But what about the specific skills they’re looking for? The company talent profile shows us how those trends are evolving quarter by quarter as well:

We see a rising interest in agile methodology and continued demand for computer science and software development, followed by growing demand for Amazon Web Services and automation skills. 

Knowing how demand for these skills has evolved over the past year provides a good jumping off point for talking to General Dynamics’ leadership about how to best meet these needs through concentrations, certificates, or stackable credentials. The type of education you offer, and how quickly you can launch the program, will largely depend on how well your existing offerings already align with these in-demand areas. Which brings us to our final point…

3) How your curriculum maps to those needs

A third critical piece of the employer partnership puzzle is ensuring that your curriculum aligns with the employer’s needs so they have a compelling reason to trust you with their professional development needs. This may simply be a case of documenting and demonstrating alignment that already exists. But it may also require some tweaking and adjusting to achieve precision alignment of sought skills and taught skills.

While you’ll absolutely want to finalize these decisions in close collaboration with the employer, you can lay a foundation for productive, data-driven discussions by skillifying curriculum in advance (if you’re not familiar with the term, “skillifying” is short-hand for surfacing the work-relevant skills you teach, cataloging where you teach them, and validating how they align with market demand).

For example, using the Skillabi platform, you could take an actual job posting from your prospective employer partner and parse it to see where the skills it mentions show up in the courses you currently offer:


Expanding the partnership pool

How do you expand your pool of employer partners so you can tap into more industry expertise, make a greater impact on the community, and grow enrollment?  It’s a common question for institutions that see the value of close collaboration with industry. Fortunately, data can help here too.

First, you can look at common employment pathways to identify the top “feeder” and “destination” companies in relation to a current (or prospective) partner. Knowing where people work before and after their tenure with a potential partner helps you zoom out to see where similar skill sets (and education needs) may exist in the market.

For example, here’s a look at common job transitions to and from financial services giant Capital One:

Unsurprisingly we see Capital One trading talent with other major players in financial services (JP Morgan Chase, Bank of America, Wells Fargo, etc.). But it’s interesting to see that they also hire people away from Verizon Communications and consulting leaders Accenture, along with General Electric. And, Capital One veterans sometimes go on to work at tech giants like Amazon, Facebook, and Google. 
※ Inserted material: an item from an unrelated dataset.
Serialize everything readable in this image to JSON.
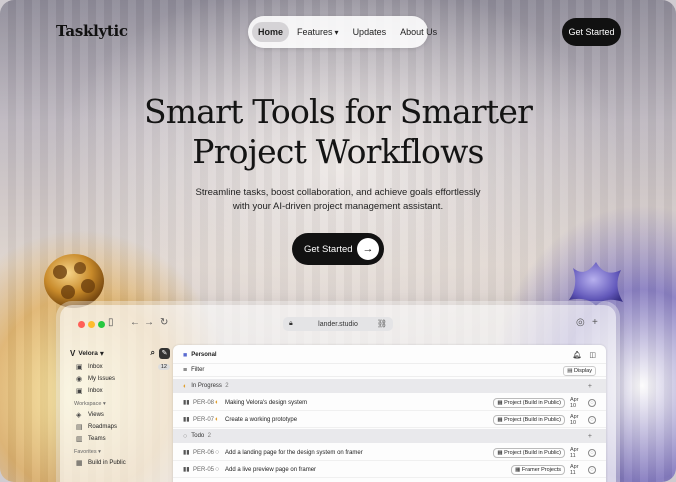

A good next step might be exploring the common thread between these businesses. Are there courses or credentials we could offer that would be recognized and valued by employers in both the left and right columns?

Second, we can also look at other companies with similar job postings. Who else is hiring for these types of roles and how are their posting habits changing over time? Here again is the data for Capital One:


The data you need to take the lead

As employers fight to attract and retain skilled workers, and educators work to attract and enroll a diverse student body, collaboration is key. With the right tools and insight, educators can take the lead in designing and developing partnerships that are win-win-win: creating prosperity for employers, educators, and individuals.

Want to explore market data to inform your employer engagement strategy? Request one of our free sample reports or contact us to get a personalized walkthrough of data and solutions for your institution.